Six Degrees of Pittsburgh
Friday, 16 September 2011 01:51 AM Written by Carl Kurlander
I know I have written a lot about Fred Rogers here, but today (Friday Sept. 16th) you can hear from those who knew him and his work like no others. At 3:30 p.m. there will be a very special "Making of Mister Rogers' Neighborhood" event at the William Pitt Union Ballroom at the University of Pittsburgh. This event is free and open to the public. (See www.steeltown.org for details)
Below is some thoughts about Fred and those who will be part of this event:
Once there was a young man who saw television when he was in college, and dreamt that he could use that new medium to help change the world for the better. Fred Rogers would go on to work behind the scenes as a floor manager in NBC during the golden age of television, but then returned to Pittsburgh near his hometown of Latrobe with his wife Joanne to become part of WQED, the nation's first community supported television station. There Fred and then station secretary Josie Carey volunteered to do children's show, and station manager Dorothy Daniels handed Fred a puppet which would change his life and that of generations of children.
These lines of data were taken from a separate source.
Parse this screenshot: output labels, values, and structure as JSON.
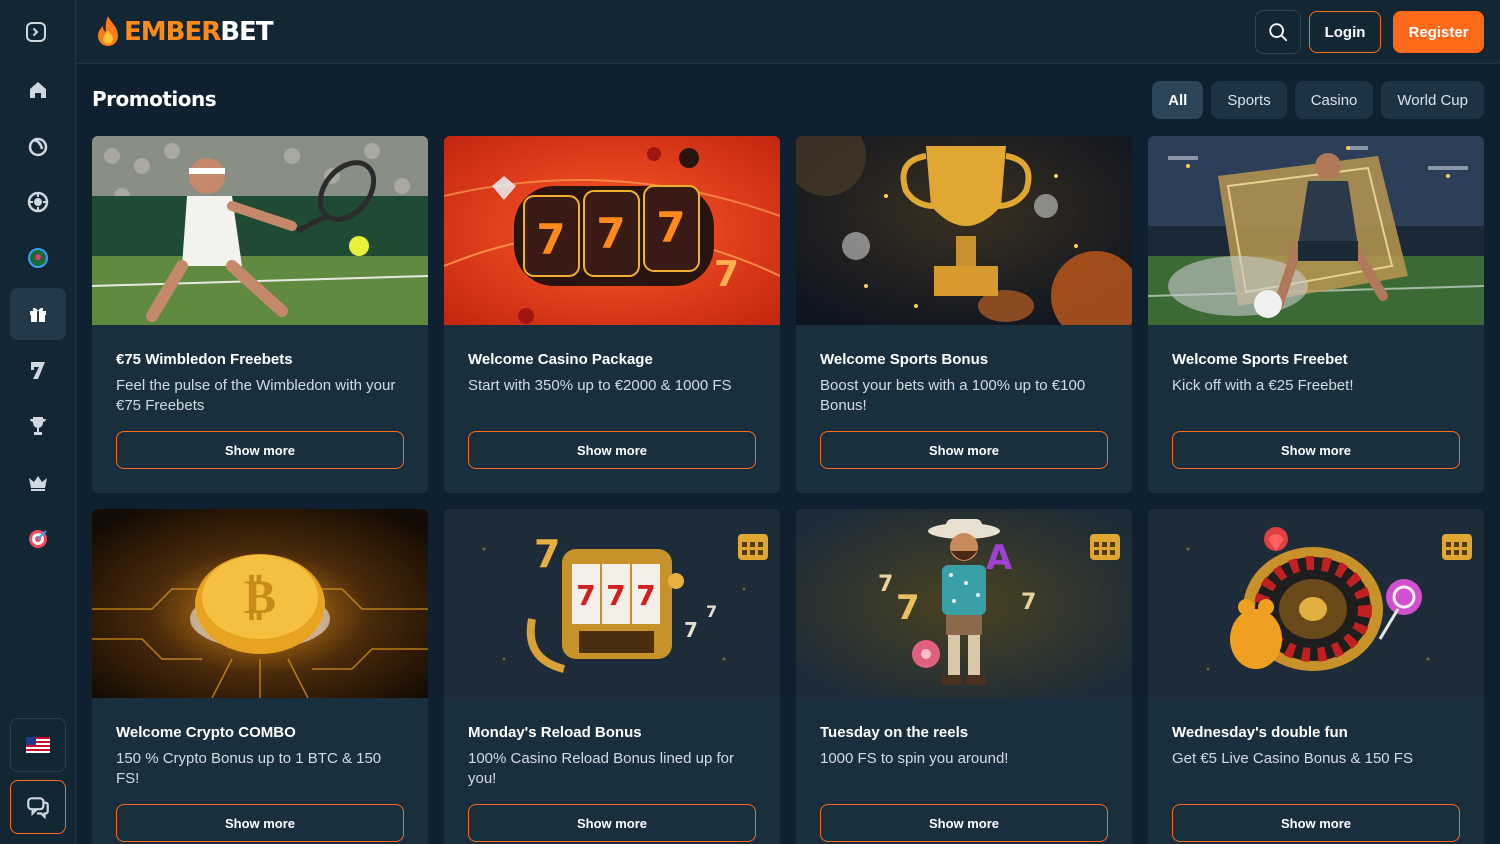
{
  "brand": {
    "name_part1": "EMBER",
    "name_part2": "BET",
    "accent": "#ff6a1a"
  },
  "header": {
    "login_label": "Login",
    "register_label": "Register"
  },
  "sidebar": {
    "items": [
      {
        "icon": "home-icon"
      },
      {
        "icon": "sports-icon"
      },
      {
        "icon": "casino-chip-icon"
      },
      {
        "icon": "football-icon"
      },
      {
        "icon": "gift-icon"
      },
      {
        "icon": "seven-icon"
      },
      {
        "icon": "trophy-icon"
      },
      {
        "icon": "crown-icon"
      },
      {
        "icon": "target-icon"
      }
    ],
    "language_flag": "us-flag-icon",
    "chat": "chat-icon"
  },
  "main": {
    "title": "Promotions",
    "filters": [
      {
        "label": "All"
      },
      {
        "label": "Sports"
      },
      {
        "label": "Casino"
      },
      {
        "label": "World Cup"
      }
    ]
  },
  "promotions": [
    {
      "title": "€75 Wimbledon Freebets",
      "description": "Feel the pulse of the Wimbledon with your €75 Freebets",
      "button": "Show more",
      "image": "tennis"
    },
    {
      "title": "Welcome Casino Package",
      "description": "Start with 350% up to €2000 & 1000 FS",
      "button": "Show more",
      "image": "slot-red"
    },
    {
      "title": "Welcome Sports Bonus",
      "description": "Boost your bets with a 100% up to €100 Bonus!",
      "button": "Show more",
      "image": "trophy"
    },
    {
      "title": "Welcome Sports Freebet",
      "description": "Kick off with a €25 Freebet!",
      "button": "Show more",
      "image": "football-ticket"
    },
    {
      "title": "Welcome Crypto COMBO",
      "description": "150 % Crypto Bonus up to 1 BTC & 150 FS!",
      "button": "Show more",
      "image": "bitcoin"
    },
    {
      "title": "Monday's Reload Bonus",
      "description": "100% Casino Reload Bonus lined up for you!",
      "button": "Show more",
      "image": "slot-gold"
    },
    {
      "title": "Tuesday on the reels",
      "description": "1000 FS to spin you around!",
      "button": "Show more",
      "image": "cowboy"
    },
    {
      "title": "Wednesday's double fun",
      "description": "Get €5 Live Casino Bonus & 150 FS",
      "button": "Show more",
      "image": "roulette"
    }
  ]
}
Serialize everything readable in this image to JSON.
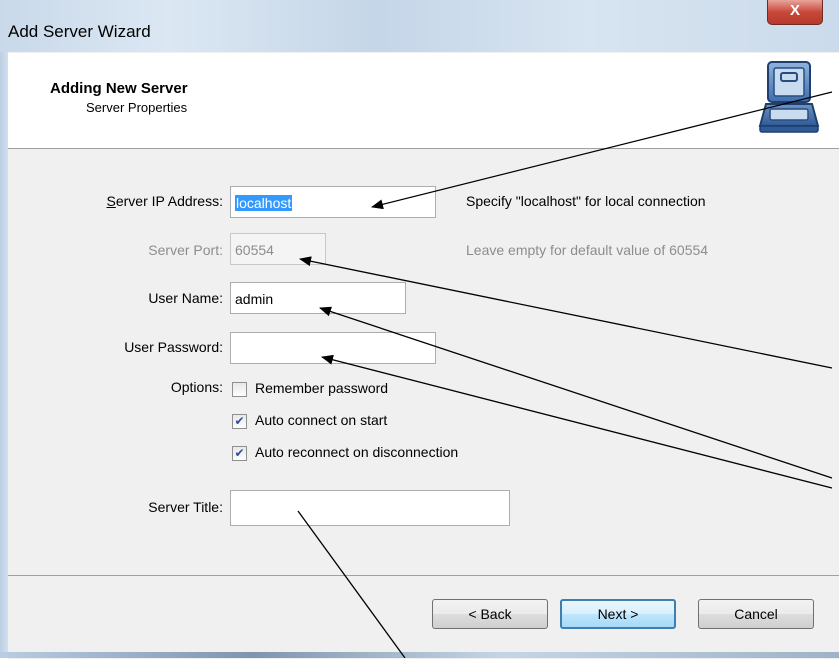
{
  "window": {
    "title": "Add Server Wizard",
    "close_label": "X"
  },
  "header": {
    "title": "Adding New Server",
    "subtitle": "Server Properties"
  },
  "form": {
    "ip_label": "Server IP Address:",
    "ip_value": "localhost",
    "ip_hint": "Specify \"localhost\" for local connection",
    "port_label": "Server Port:",
    "port_value": "60554",
    "port_hint": "Leave empty for default value of 60554",
    "user_label": "User Name:",
    "user_value": "admin",
    "password_label": "User Password:",
    "password_value": "",
    "options_label": "Options:",
    "options": [
      {
        "label": "Remember password",
        "checked": false
      },
      {
        "label": "Auto connect on start",
        "checked": true
      },
      {
        "label": "Auto reconnect on disconnection",
        "checked": true
      }
    ],
    "title_label": "Server Title:",
    "title_value": ""
  },
  "buttons": {
    "back": "< Back",
    "next": "Next >",
    "cancel": "Cancel"
  },
  "colors": {
    "selection": "#3399ff",
    "close_red": "#c8483a",
    "default_button_border": "#3c7fb1"
  }
}
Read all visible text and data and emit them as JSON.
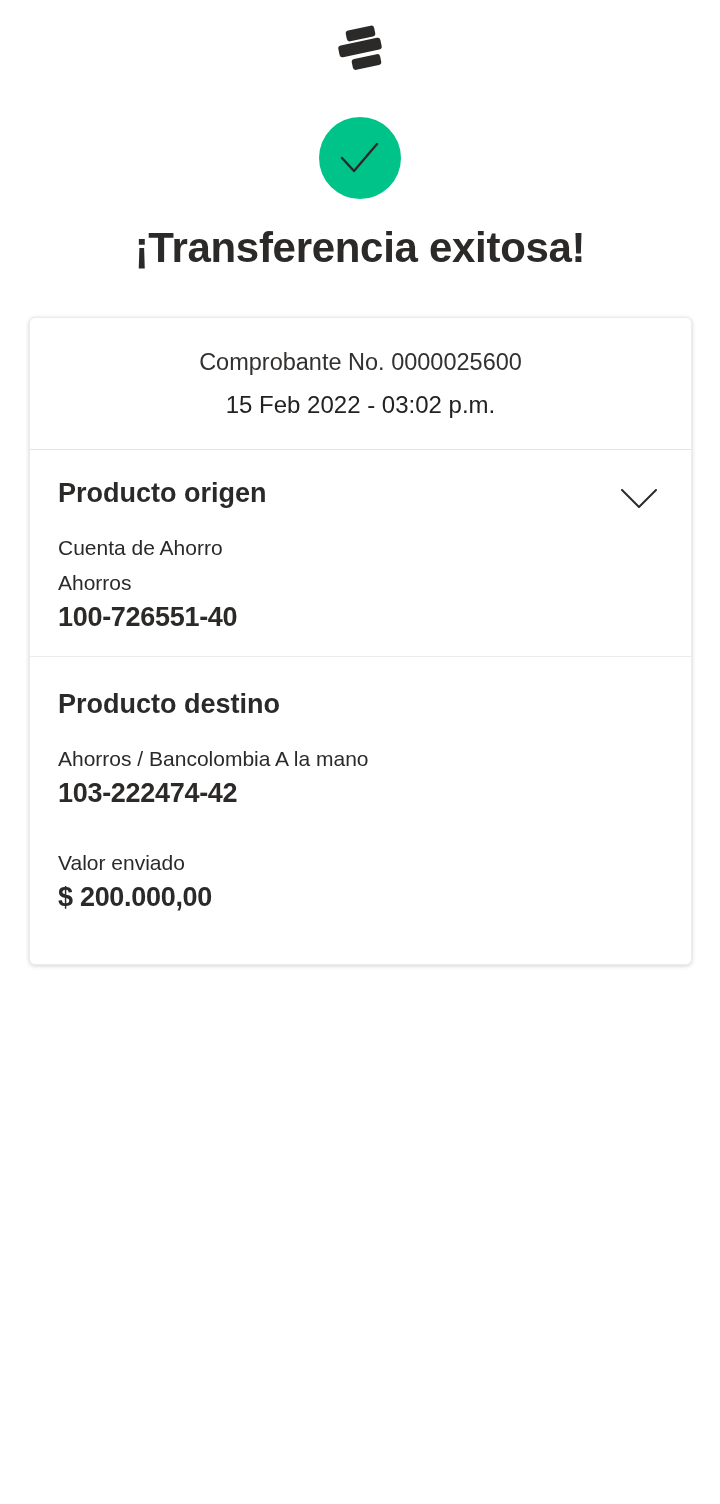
{
  "status": {
    "kind": "success",
    "title": "¡Transferencia exitosa!"
  },
  "receipt": {
    "number": "Comprobante No. 0000025600",
    "datetime": "15 Feb 2022 - 03:02 p.m."
  },
  "sections": [
    {
      "title": "Producto origen",
      "expandable": true,
      "groups": [
        {
          "lines": [
            {
              "kind": "label",
              "text": "Cuenta de Ahorro"
            },
            {
              "kind": "label",
              "text": "Ahorros"
            },
            {
              "kind": "value",
              "text": "100-726551-40"
            }
          ]
        }
      ]
    },
    {
      "title": "Producto destino",
      "expandable": false,
      "groups": [
        {
          "lines": [
            {
              "kind": "label",
              "text": "Ahorros / Bancolombia A la mano"
            },
            {
              "kind": "value",
              "text": "103-222474-42"
            }
          ]
        },
        {
          "lines": [
            {
              "kind": "label",
              "text": "Valor enviado"
            },
            {
              "kind": "value",
              "text": "$ 200.000,00"
            }
          ]
        }
      ]
    }
  ]
}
Fred did the voice of Daniel the Striped Tiger and other puppets for years on "The Children's Corner" before he would be offered his own show which began in Canada, and then evolved into the show Fred would bring back to Pittsburgh that would become "Mister Rogers' Neighborhood."
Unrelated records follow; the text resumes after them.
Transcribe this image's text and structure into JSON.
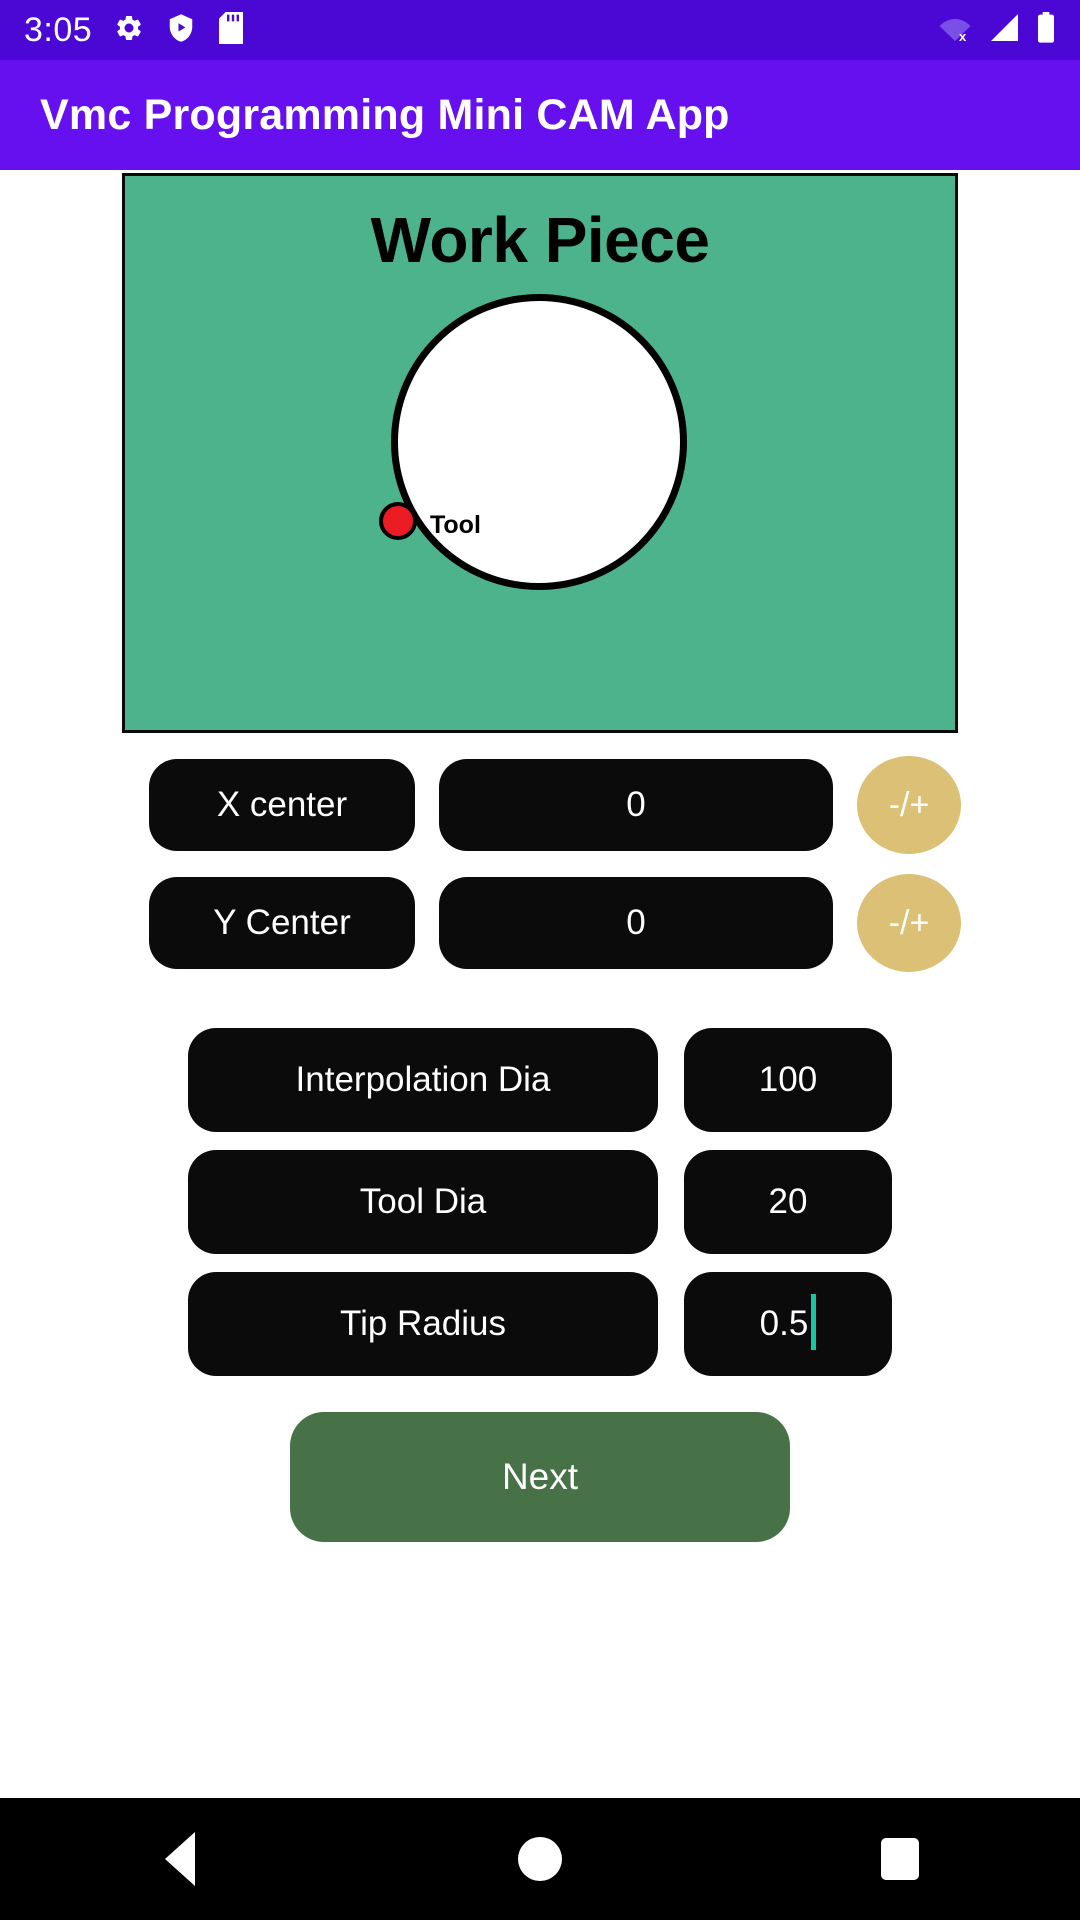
{
  "status_bar": {
    "time": "3:05",
    "left_icons": [
      "gear-icon",
      "shield-play-icon",
      "sd-card-icon"
    ],
    "right_icons": [
      "wifi-off-icon",
      "cellular-signal-icon",
      "battery-icon"
    ],
    "background_color": "#4B08D4"
  },
  "app_bar": {
    "title": "Vmc Programming Mini CAM App",
    "background_color": "#6610F0",
    "text_color": "#FFFFFF"
  },
  "workpiece": {
    "title": "Work Piece",
    "tool_label": "Tool",
    "background_color": "#4DB38C",
    "circle_fill": "#FFFFFF",
    "circle_stroke": "#000000",
    "tool_color": "#EC1C24"
  },
  "center_fields": [
    {
      "label": "X center",
      "value": "0",
      "toggle_label": "-/+"
    },
    {
      "label": "Y Center",
      "value": "0",
      "toggle_label": "-/+"
    }
  ],
  "param_fields": [
    {
      "label": "Interpolation Dia",
      "value": "100"
    },
    {
      "label": "Tool Dia",
      "value": "20"
    },
    {
      "label": "Tip Radius",
      "value": "0.5"
    }
  ],
  "next_button": {
    "label": "Next",
    "color": "#477247"
  },
  "colors": {
    "pill_bg": "#0B0B0B",
    "toggle_bg": "#DCC076",
    "caret": "#18C8A0"
  },
  "nav_bar": {
    "back": "back-triangle-icon",
    "home": "home-circle-icon",
    "recents": "recents-square-icon"
  }
}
It was soon after that an intern Hedda Sharapan would join the team which would produce the show along with David Newell who not only played "Mr. McFeely", but also worked behind the scenes doing props and eventually becoming the show's director of public relations. There were many "behind the scenes" figures who played key roles in the show-- from the great jazz musician Johnny Costas who gave life to Fred's compositions (and not to mention Handyman Joe Negri who was a great musician in his own right; to a great supporting cast including many talented Chuck Haber, Maggie Stewart, and others; to producers like Margy Whitmer and Adrienne Wehr who kept the production going; to consultants like Elizabeth Seamans who helped with the scripts and who also played "Mrs. McFeely" to Dr. Margaret McFarland, the Pitt professor of Child Development who Fred met with each week to talk about children and the show.
From these humble beginnings would come one of the longest running and most influential television shows in history which would change the lives of generations of children.
Ultimately, when he was inducted into the television Hall of Fame, Fred would talk about how those who created television having their greatest challenge of "making good attractive." Fred and his colleagues spent their lives producing over 850 television episodes which strived to do just that. Today at the University of Pittsburgh some of these stories will be shared with the hope they will inspire a new generation to build on this powerful legacy which literally began on the Pitt campus.
For more information on this event, please visit www.steeltown.org